▸ **Work item**
Leave out the pictures and return every entry exactly as it appears.

━━━━━━━━━━

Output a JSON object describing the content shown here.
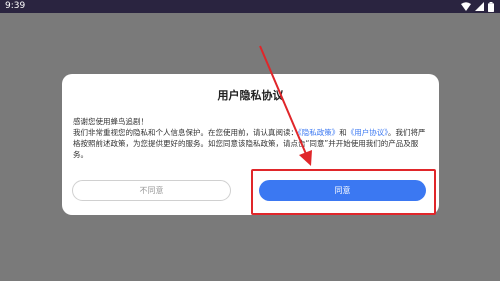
{
  "status_bar": {
    "time": "9:39",
    "icons": [
      "wifi-icon",
      "signal-icon",
      "battery-icon"
    ]
  },
  "dialog": {
    "title": "用户隐私协议",
    "greeting": "感谢您使用蜂鸟追剧！",
    "text_1": "我们非常重视您的隐私和个人信息保护。在您使用前，请认真阅读：",
    "privacy_link": "《隐私政策》",
    "and": "和",
    "user_link": "《用户协议》",
    "text_2": "。我们将严格按照前述政策，为您提供更好的服务。如您同意该隐私政策，请点击“同意”并开始使用我们的产品及服务。",
    "disagree_label": "不同意",
    "agree_label": "同意"
  },
  "colors": {
    "accent": "#3b78f2",
    "annotation": "#e0262a",
    "overlay": "#7a7a7a"
  }
}
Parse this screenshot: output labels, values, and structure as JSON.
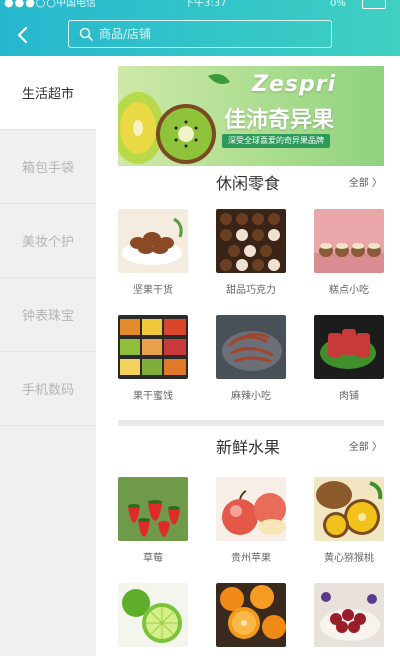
{
  "status_bar": {
    "carrier": "中国电信",
    "time": "下午3:37",
    "battery": "0%"
  },
  "search": {
    "placeholder": "商品/店铺"
  },
  "sidebar": {
    "items": [
      {
        "label": "生活超市",
        "active": true
      },
      {
        "label": "箱包手袋",
        "active": false
      },
      {
        "label": "美妆个护",
        "active": false
      },
      {
        "label": "钟表珠宝",
        "active": false
      },
      {
        "label": "手机数码",
        "active": false
      }
    ]
  },
  "banner": {
    "brand": "Zespri",
    "title": "佳沛奇异果",
    "subtitle": "深受全球喜爱的奇异果品牌"
  },
  "sections": [
    {
      "title": "休闲零食",
      "more": "全部 〉",
      "products": [
        {
          "name": "坚果干货"
        },
        {
          "name": "甜品巧克力"
        },
        {
          "name": "糕点小吃"
        },
        {
          "name": "果干蜜饯"
        },
        {
          "name": "麻辣小吃"
        },
        {
          "name": "肉铺"
        }
      ]
    },
    {
      "title": "新鲜水果",
      "more": "全部 〉",
      "products": [
        {
          "name": "草莓"
        },
        {
          "name": "贵州苹果"
        },
        {
          "name": "黄心猕猴桃"
        },
        {
          "name": ""
        },
        {
          "name": ""
        },
        {
          "name": ""
        }
      ]
    }
  ],
  "colors": {
    "header_start": "#26b7cf",
    "header_end": "#3fd0c2",
    "sidebar_bg": "#f0f0f0",
    "active_text": "#333333",
    "inactive_text": "#b5b5b5"
  }
}
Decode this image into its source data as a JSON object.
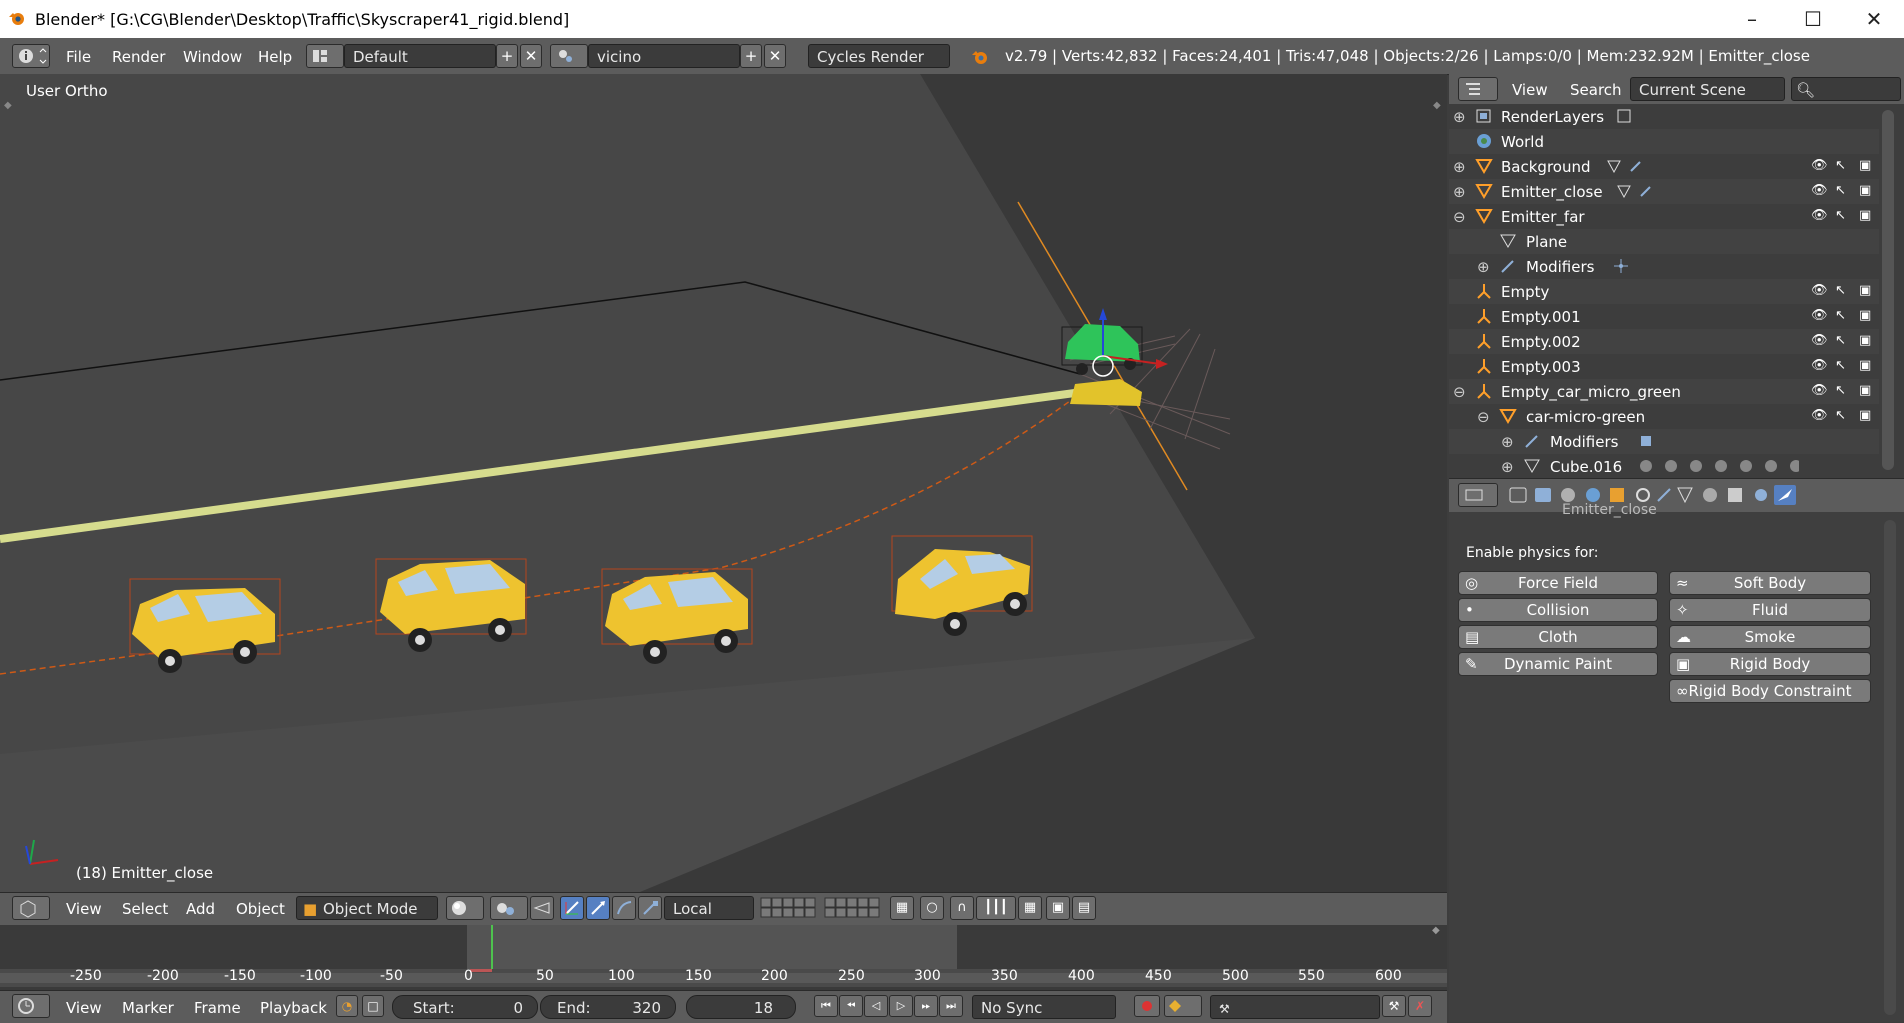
{
  "window": {
    "title": "Blender* [G:\\CG\\Blender\\Desktop\\Traffic\\Skyscraper41_rigid.blend]"
  },
  "info_header": {
    "menus": [
      "File",
      "Render",
      "Window",
      "Help"
    ],
    "layout_value": "Default",
    "scene_value": "vicino",
    "engine_value": "Cycles Render",
    "stats": "v2.79 | Verts:42,832 | Faces:24,401 | Tris:47,048 | Objects:2/26 | Lamps:0/0 | Mem:232.92M | Emitter_close"
  },
  "viewport": {
    "view_label": "User Ortho",
    "object_label": "(18) Emitter_close"
  },
  "outliner": {
    "menu_view": "View",
    "menu_search": "Search",
    "display_mode": "Current Scene",
    "rows": [
      {
        "label": "RenderLayers",
        "icon": "renderlayers-icon"
      },
      {
        "label": "World",
        "icon": "world-icon"
      },
      {
        "label": "Background",
        "icon": "mesh-icon"
      },
      {
        "label": "Emitter_close",
        "icon": "mesh-icon"
      },
      {
        "label": "Emitter_far",
        "icon": "mesh-icon"
      },
      {
        "label": "Plane",
        "icon": "mesh-data-icon"
      },
      {
        "label": "Modifiers",
        "icon": "wrench-icon"
      },
      {
        "label": "Empty",
        "icon": "empty-icon"
      },
      {
        "label": "Empty.001",
        "icon": "empty-icon"
      },
      {
        "label": "Empty.002",
        "icon": "empty-icon"
      },
      {
        "label": "Empty.003",
        "icon": "empty-icon"
      },
      {
        "label": "Empty_car_micro_green",
        "icon": "empty-icon"
      },
      {
        "label": "car-micro-green",
        "icon": "mesh-icon"
      },
      {
        "label": "Modifiers",
        "icon": "wrench-icon"
      },
      {
        "label": "Cube.016",
        "icon": "mesh-data-icon"
      }
    ]
  },
  "properties": {
    "partial_label": "Emitter_close",
    "section_title": "Enable physics for:",
    "buttons_left": [
      "Force Field",
      "Collision",
      "Cloth",
      "Dynamic Paint"
    ],
    "buttons_right": [
      "Soft Body",
      "Fluid",
      "Smoke",
      "Rigid Body",
      "Rigid Body Constraint"
    ]
  },
  "view3d_header": {
    "menus": [
      "View",
      "Select",
      "Add",
      "Object"
    ],
    "mode_value": "Object Mode",
    "orientation_value": "Local"
  },
  "timeline": {
    "ticks": [
      "-250",
      "-200",
      "-150",
      "-100",
      "-50",
      "0",
      "50",
      "100",
      "150",
      "200",
      "250",
      "300",
      "350",
      "400",
      "450",
      "500",
      "550",
      "600"
    ],
    "menus": [
      "View",
      "Marker",
      "Frame",
      "Playback"
    ],
    "start_label": "Start:",
    "start_value": "0",
    "end_label": "End:",
    "end_value": "320",
    "current_frame": "18",
    "sync_value": "No Sync"
  },
  "colors": {
    "accent_blue": "#5680c2",
    "selected_text": "#ffffff",
    "active_object": "#ff9f2a",
    "car_yellow": "#f0c419"
  }
}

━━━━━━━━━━

▸ **Result**
Output a JSON object describing the content shown here.
{
  "status_bar": {
    "time": "9:39",
    "icons": [
      "wifi-icon",
      "signal-icon",
      "battery-icon"
    ]
  },
  "dialog": {
    "title": "用户隐私协议",
    "greeting": "感谢您使用蜂鸟追剧！",
    "text_1": "我们非常重视您的隐私和个人信息保护。在您使用前，请认真阅读：",
    "privacy_link": "《隐私政策》",
    "and": "和",
    "user_link": "《用户协议》",
    "text_2": "。我们将严格按照前述政策，为您提供更好的服务。如您同意该隐私政策，请点击“同意”并开始使用我们的产品及服务。",
    "disagree_label": "不同意",
    "agree_label": "同意"
  },
  "colors": {
    "accent": "#3b78f2",
    "annotation": "#e0262a",
    "overlay": "#7a7a7a"
  }
}
Parse this screenshot: output labels, values, and structure as JSON.
{
  "status_bar": {
    "carrier": "中国电信",
    "time": "下午3:37",
    "battery": "0%"
  },
  "search": {
    "placeholder": "商品/店铺"
  },
  "sidebar": {
    "items": [
      {
        "label": "生活超市",
        "active": true
      },
      {
        "label": "箱包手袋",
        "active": false
      },
      {
        "label": "美妆个护",
        "active": false
      },
      {
        "label": "钟表珠宝",
        "active": false
      },
      {
        "label": "手机数码",
        "active": false
      }
    ]
  },
  "banner": {
    "brand": "Zespri",
    "title": "佳沛奇异果",
    "subtitle": "深受全球喜爱的奇异果品牌"
  },
  "sections": [
    {
      "title": "休闲零食",
      "more": "全部 〉",
      "products": [
        {
          "name": "坚果干货"
        },
        {
          "name": "甜品巧克力"
        },
        {
          "name": "糕点小吃"
        },
        {
          "name": "果干蜜饯"
        },
        {
          "name": "麻辣小吃"
        },
        {
          "name": "肉铺"
        }
      ]
    },
    {
      "title": "新鲜水果",
      "more": "全部 〉",
      "products": [
        {
          "name": "草莓"
        },
        {
          "name": "贵州苹果"
        },
        {
          "name": "黄心猕猴桃"
        },
        {
          "name": ""
        },
        {
          "name": ""
        },
        {
          "name": ""
        }
      ]
    }
  ],
  "colors": {
    "header_start": "#26b7cf",
    "header_end": "#3fd0c2",
    "sidebar_bg": "#f0f0f0",
    "active_text": "#333333",
    "inactive_text": "#b5b5b5"
  }
}
Decode this image into its source data as a JSON object.
{
  "window": {
    "title": "Blender* [G:\\CG\\Blender\\Desktop\\Traffic\\Skyscraper41_rigid.blend]"
  },
  "info_header": {
    "menus": [
      "File",
      "Render",
      "Window",
      "Help"
    ],
    "layout_value": "Default",
    "scene_value": "vicino",
    "engine_value": "Cycles Render",
    "stats": "v2.79 | Verts:42,832 | Faces:24,401 | Tris:47,048 | Objects:2/26 | Lamps:0/0 | Mem:232.92M | Emitter_close"
  },
  "viewport": {
    "view_label": "User Ortho",
    "object_label": "(18) Emitter_close"
  },
  "outliner": {
    "menu_view": "View",
    "menu_search": "Search",
    "display_mode": "Current Scene",
    "rows": [
      {
        "label": "RenderLayers",
        "icon": "renderlayers-icon"
      },
      {
        "label": "World",
        "icon": "world-icon"
      },
      {
        "label": "Background",
        "icon": "mesh-icon"
      },
      {
        "label": "Emitter_close",
        "icon": "mesh-icon"
      },
      {
        "label": "Emitter_far",
        "icon": "mesh-icon"
      },
      {
        "label": "Plane",
        "icon": "mesh-data-icon"
      },
      {
        "label": "Modifiers",
        "icon": "wrench-icon"
      },
      {
        "label": "Empty",
        "icon": "empty-icon"
      },
      {
        "label": "Empty.001",
        "icon": "empty-icon"
      },
      {
        "label": "Empty.002",
        "icon": "empty-icon"
      },
      {
        "label": "Empty.003",
        "icon": "empty-icon"
      },
      {
        "label": "Empty_car_micro_green",
        "icon": "empty-icon"
      },
      {
        "label": "car-micro-green",
        "icon": "mesh-icon"
      },
      {
        "label": "Modifiers",
        "icon": "wrench-icon"
      },
      {
        "label": "Cube.016",
        "icon": "mesh-data-icon"
      }
    ]
  },
  "properties": {
    "partial_label": "Emitter_close",
    "section_title": "Enable physics for:",
    "buttons_left": [
      "Force Field",
      "Collision",
      "Cloth",
      "Dynamic Paint"
    ],
    "buttons_right": [
      "Soft Body",
      "Fluid",
      "Smoke",
      "Rigid Body",
      "Rigid Body Constraint"
    ]
  },
  "view3d_header": {
    "menus": [
      "View",
      "Select",
      "Add",
      "Object"
    ],
    "mode_value": "Object Mode",
    "orientation_value": "Local"
  },
  "timeline": {
    "ticks": [
      "-250",
      "-200",
      "-150",
      "-100",
      "-50",
      "0",
      "50",
      "100",
      "150",
      "200",
      "250",
      "300",
      "350",
      "400",
      "450",
      "500",
      "550",
      "600"
    ],
    "menus": [
      "View",
      "Marker",
      "Frame",
      "Playback"
    ],
    "start_label": "Start:",
    "start_value": "0",
    "end_label": "End:",
    "end_value": "320",
    "current_frame": "18",
    "sync_value": "No Sync"
  },
  "colors": {
    "accent_blue": "#5680c2",
    "selected_text": "#ffffff",
    "active_object": "#ff9f2a",
    "car_yellow": "#f0c419"
  }
}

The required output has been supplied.